• Supplied records
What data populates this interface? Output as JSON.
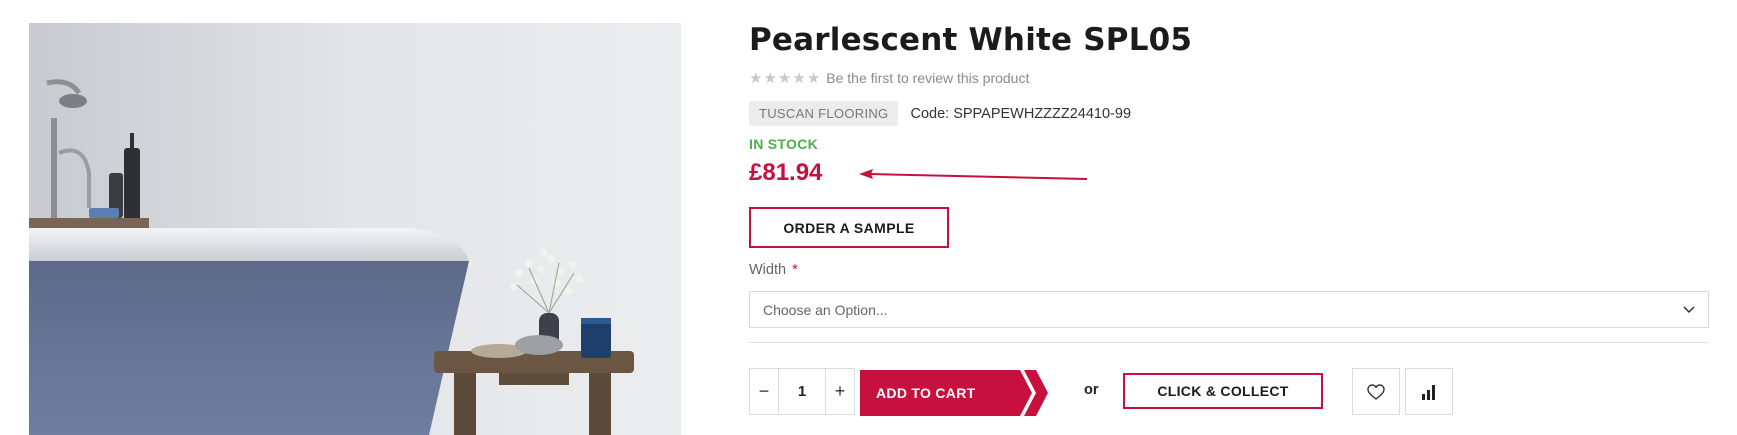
{
  "product": {
    "title": "Pearlescent White SPL05",
    "review_text": "Be the first to review this product",
    "stars": [
      "★",
      "★",
      "★",
      "★",
      "★"
    ],
    "brand": "TUSCAN FLOORING",
    "code_label": "Code:",
    "code_value": "SPPAPEWHZZZZ24410-99",
    "stock_status": "IN STOCK",
    "price": "£81.94"
  },
  "actions": {
    "order_sample_label": "ORDER A SAMPLE",
    "width_label": "Width",
    "required_mark": "*",
    "width_placeholder": "Choose an Option...",
    "qty_minus": "−",
    "qty_value": "1",
    "qty_plus": "+",
    "add_to_cart_label": "ADD TO CART",
    "or_label": "or",
    "click_collect_label": "CLICK & COLLECT"
  },
  "icons": {
    "wishlist": "heart-icon",
    "compare": "bar-chart-icon",
    "select_chevron": "chevron-down-icon"
  },
  "colors": {
    "accent": "#c8103e",
    "in_stock": "#4caf50",
    "badge_bg": "#ececec"
  }
}
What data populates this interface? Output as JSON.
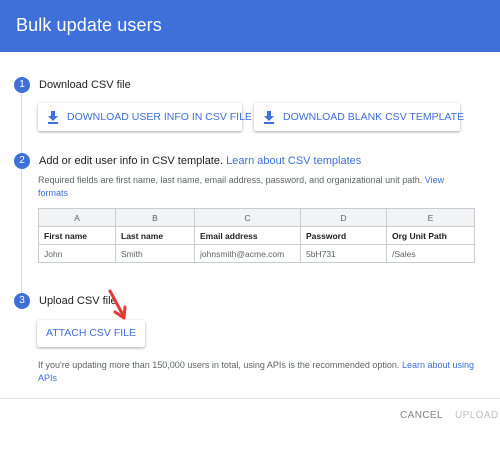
{
  "dialog": {
    "title": "Bulk update users"
  },
  "steps": [
    {
      "number": "1",
      "title": "Download CSV file",
      "buttons": [
        {
          "label": "DOWNLOAD USER INFO IN CSV FILE",
          "icon": "download-icon"
        },
        {
          "label": "DOWNLOAD BLANK CSV TEMPLATE",
          "icon": "download-icon"
        }
      ]
    },
    {
      "number": "2",
      "title": "Add or edit user info in CSV template.",
      "link": "Learn about CSV templates",
      "helper_line1": "Required fields are first name, last name, email address, password, and organizational unit path.",
      "helper_link_part1": "View",
      "helper_link_part2": "formats",
      "table": {
        "column_letters": [
          "A",
          "B",
          "C",
          "D",
          "E"
        ],
        "headers": [
          "First name",
          "Last name",
          "Email address",
          "Password",
          "Org Unit Path"
        ],
        "sample_row": [
          "John",
          "Smith",
          "johnsmith@acme.com",
          "5bH731",
          "/Sales"
        ]
      }
    },
    {
      "number": "3",
      "title": "Upload CSV file",
      "button_label": "ATTACH CSV FILE",
      "annotation": "red-arrow",
      "note_line1": "If you're updating more than 150,000 users in total, using APIs is the recommended option.",
      "note_link_part1": "Learn about using",
      "note_link_part2": "APIs"
    }
  ],
  "footer": {
    "cancel_label": "CANCEL",
    "upload_label": "UPLOAD"
  },
  "colors": {
    "accent": "#3f6fd8",
    "annotation_arrow": "#e53935",
    "disabled_text": "#bdc1c6",
    "secondary_text": "#80868b"
  }
}
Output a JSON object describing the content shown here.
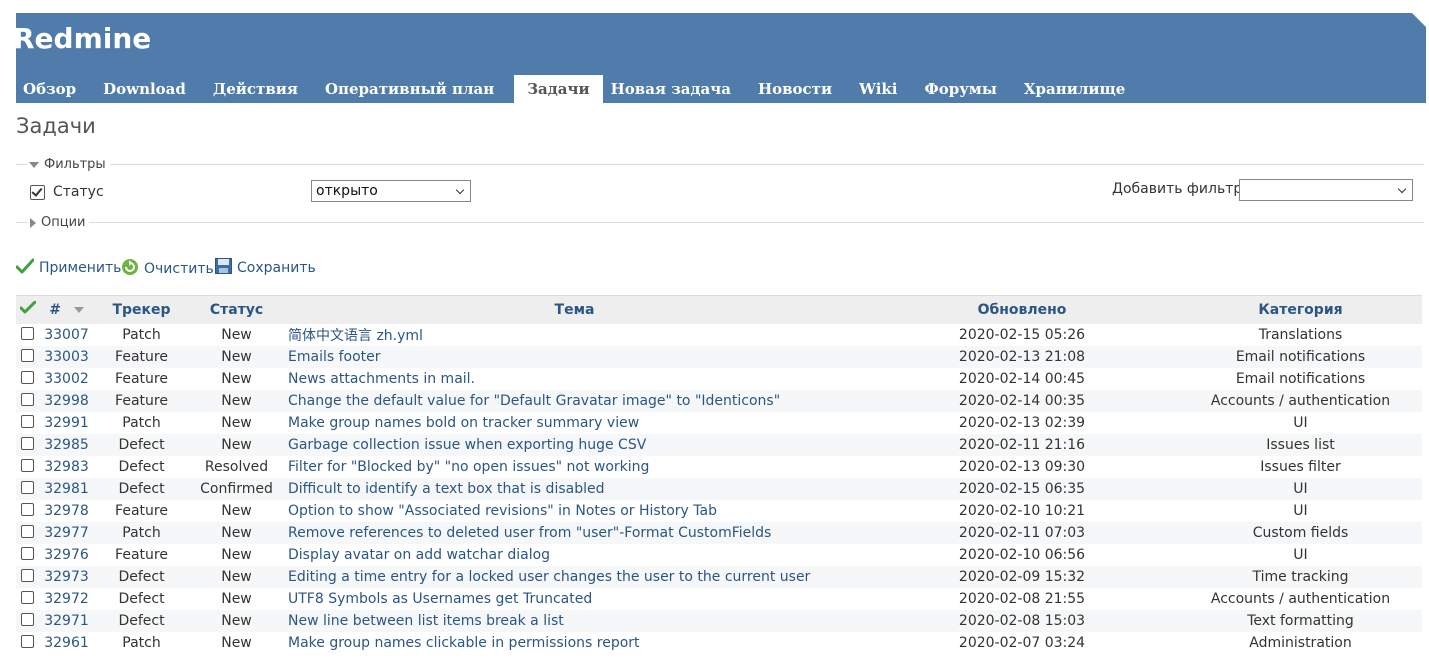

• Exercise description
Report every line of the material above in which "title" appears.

• Output below
    "title": "Pearlescent White SPL05",
    "title": "Bulk update users"
      "title": "Download CSV file",
      "title": "Add or edit user info in CSV template.",
      "title": "Upload CSV file",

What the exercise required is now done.